[Interface dataset entries]
******************************

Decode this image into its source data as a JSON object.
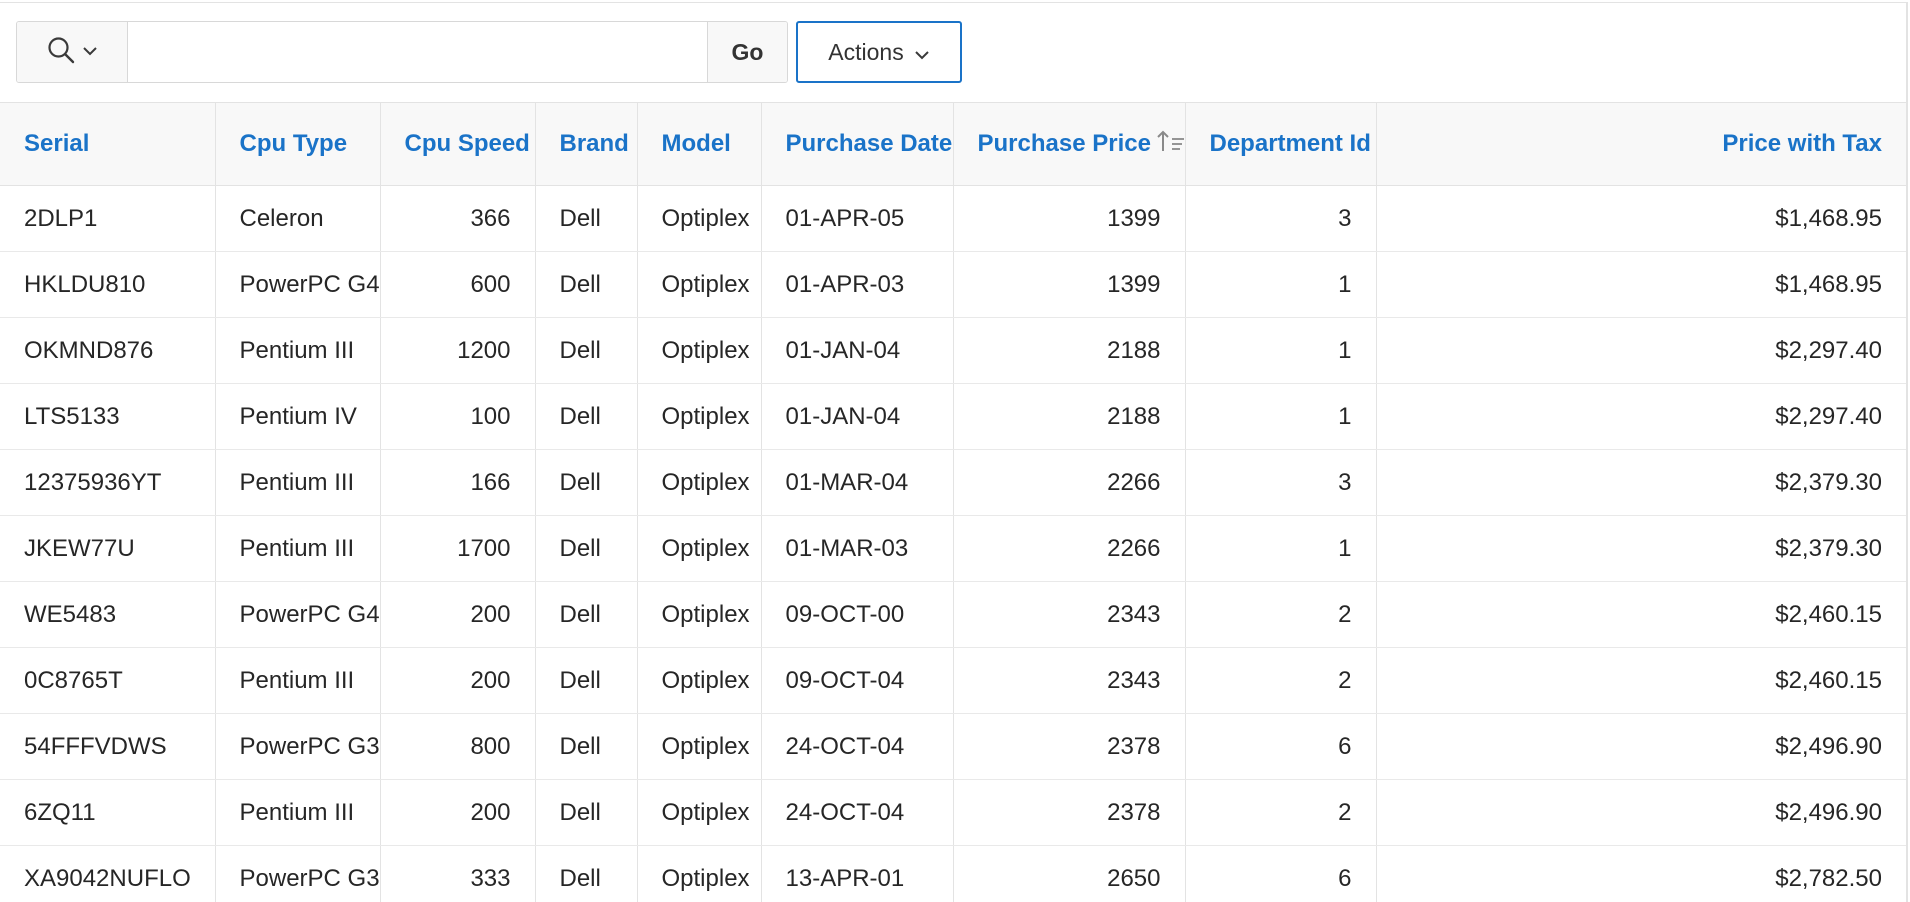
{
  "toolbar": {
    "search_value": "",
    "go_label": "Go",
    "actions_label": "Actions"
  },
  "table": {
    "columns": [
      {
        "label": "Serial",
        "align": "left"
      },
      {
        "label": "Cpu Type",
        "align": "left"
      },
      {
        "label": "Cpu Speed",
        "align": "right"
      },
      {
        "label": "Brand",
        "align": "left"
      },
      {
        "label": "Model",
        "align": "left"
      },
      {
        "label": "Purchase Date",
        "align": "left"
      },
      {
        "label": "Purchase Price",
        "align": "right",
        "sorted": "ascending"
      },
      {
        "label": "Department Id",
        "align": "right"
      },
      {
        "label": "Price with Tax",
        "align": "right"
      }
    ],
    "rows": [
      [
        "2DLP1",
        "Celeron",
        "366",
        "Dell",
        "Optiplex",
        "01-APR-05",
        "1399",
        "3",
        "$1,468.95"
      ],
      [
        "HKLDU810",
        "PowerPC G4",
        "600",
        "Dell",
        "Optiplex",
        "01-APR-03",
        "1399",
        "1",
        "$1,468.95"
      ],
      [
        "OKMND876",
        "Pentium III",
        "1200",
        "Dell",
        "Optiplex",
        "01-JAN-04",
        "2188",
        "1",
        "$2,297.40"
      ],
      [
        "LTS5133",
        "Pentium IV",
        "100",
        "Dell",
        "Optiplex",
        "01-JAN-04",
        "2188",
        "1",
        "$2,297.40"
      ],
      [
        "12375936YT",
        "Pentium III",
        "166",
        "Dell",
        "Optiplex",
        "01-MAR-04",
        "2266",
        "3",
        "$2,379.30"
      ],
      [
        "JKEW77U",
        "Pentium III",
        "1700",
        "Dell",
        "Optiplex",
        "01-MAR-03",
        "2266",
        "1",
        "$2,379.30"
      ],
      [
        "WE5483",
        "PowerPC G4",
        "200",
        "Dell",
        "Optiplex",
        "09-OCT-00",
        "2343",
        "2",
        "$2,460.15"
      ],
      [
        "0C8765T",
        "Pentium III",
        "200",
        "Dell",
        "Optiplex",
        "09-OCT-04",
        "2343",
        "2",
        "$2,460.15"
      ],
      [
        "54FFFVDWS",
        "PowerPC G3",
        "800",
        "Dell",
        "Optiplex",
        "24-OCT-04",
        "2378",
        "6",
        "$2,496.90"
      ],
      [
        "6ZQ11",
        "Pentium III",
        "200",
        "Dell",
        "Optiplex",
        "24-OCT-04",
        "2378",
        "2",
        "$2,496.90"
      ],
      [
        "XA9042NUFLO",
        "PowerPC G3",
        "333",
        "Dell",
        "Optiplex",
        "13-APR-01",
        "2650",
        "6",
        "$2,782.50"
      ]
    ]
  },
  "colors": {
    "header_link": "#1a73c8",
    "actions_border": "#1a73c8",
    "header_bg": "#f8f8f8",
    "grid_line": "#e3e3e3"
  },
  "icons": {
    "search_menu": "search-icon",
    "search_menu_caret": "chevron-down-icon",
    "actions_caret": "chevron-down-icon",
    "sort_indicator": "sort-ascending-icon"
  }
}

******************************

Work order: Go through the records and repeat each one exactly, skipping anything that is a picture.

Answer area:
Decode this image into its source data as a JSON object.
{
  "toolbar": {
    "search_value": "",
    "go_label": "Go",
    "actions_label": "Actions"
  },
  "table": {
    "columns": [
      {
        "label": "Serial",
        "align": "left"
      },
      {
        "label": "Cpu Type",
        "align": "left"
      },
      {
        "label": "Cpu Speed",
        "align": "right"
      },
      {
        "label": "Brand",
        "align": "left"
      },
      {
        "label": "Model",
        "align": "left"
      },
      {
        "label": "Purchase Date",
        "align": "left"
      },
      {
        "label": "Purchase Price",
        "align": "right",
        "sorted": "ascending"
      },
      {
        "label": "Department Id",
        "align": "right"
      },
      {
        "label": "Price with Tax",
        "align": "right"
      }
    ],
    "rows": [
      [
        "2DLP1",
        "Celeron",
        "366",
        "Dell",
        "Optiplex",
        "01-APR-05",
        "1399",
        "3",
        "$1,468.95"
      ],
      [
        "HKLDU810",
        "PowerPC G4",
        "600",
        "Dell",
        "Optiplex",
        "01-APR-03",
        "1399",
        "1",
        "$1,468.95"
      ],
      [
        "OKMND876",
        "Pentium III",
        "1200",
        "Dell",
        "Optiplex",
        "01-JAN-04",
        "2188",
        "1",
        "$2,297.40"
      ],
      [
        "LTS5133",
        "Pentium IV",
        "100",
        "Dell",
        "Optiplex",
        "01-JAN-04",
        "2188",
        "1",
        "$2,297.40"
      ],
      [
        "12375936YT",
        "Pentium III",
        "166",
        "Dell",
        "Optiplex",
        "01-MAR-04",
        "2266",
        "3",
        "$2,379.30"
      ],
      [
        "JKEW77U",
        "Pentium III",
        "1700",
        "Dell",
        "Optiplex",
        "01-MAR-03",
        "2266",
        "1",
        "$2,379.30"
      ],
      [
        "WE5483",
        "PowerPC G4",
        "200",
        "Dell",
        "Optiplex",
        "09-OCT-00",
        "2343",
        "2",
        "$2,460.15"
      ],
      [
        "0C8765T",
        "Pentium III",
        "200",
        "Dell",
        "Optiplex",
        "09-OCT-04",
        "2343",
        "2",
        "$2,460.15"
      ],
      [
        "54FFFVDWS",
        "PowerPC G3",
        "800",
        "Dell",
        "Optiplex",
        "24-OCT-04",
        "2378",
        "6",
        "$2,496.90"
      ],
      [
        "6ZQ11",
        "Pentium III",
        "200",
        "Dell",
        "Optiplex",
        "24-OCT-04",
        "2378",
        "2",
        "$2,496.90"
      ],
      [
        "XA9042NUFLO",
        "PowerPC G3",
        "333",
        "Dell",
        "Optiplex",
        "13-APR-01",
        "2650",
        "6",
        "$2,782.50"
      ]
    ]
  },
  "colors": {
    "header_link": "#1a73c8",
    "actions_border": "#1a73c8",
    "header_bg": "#f8f8f8",
    "grid_line": "#e3e3e3"
  },
  "icons": {
    "search_menu": "search-icon",
    "search_menu_caret": "chevron-down-icon",
    "actions_caret": "chevron-down-icon",
    "sort_indicator": "sort-ascending-icon"
  }
}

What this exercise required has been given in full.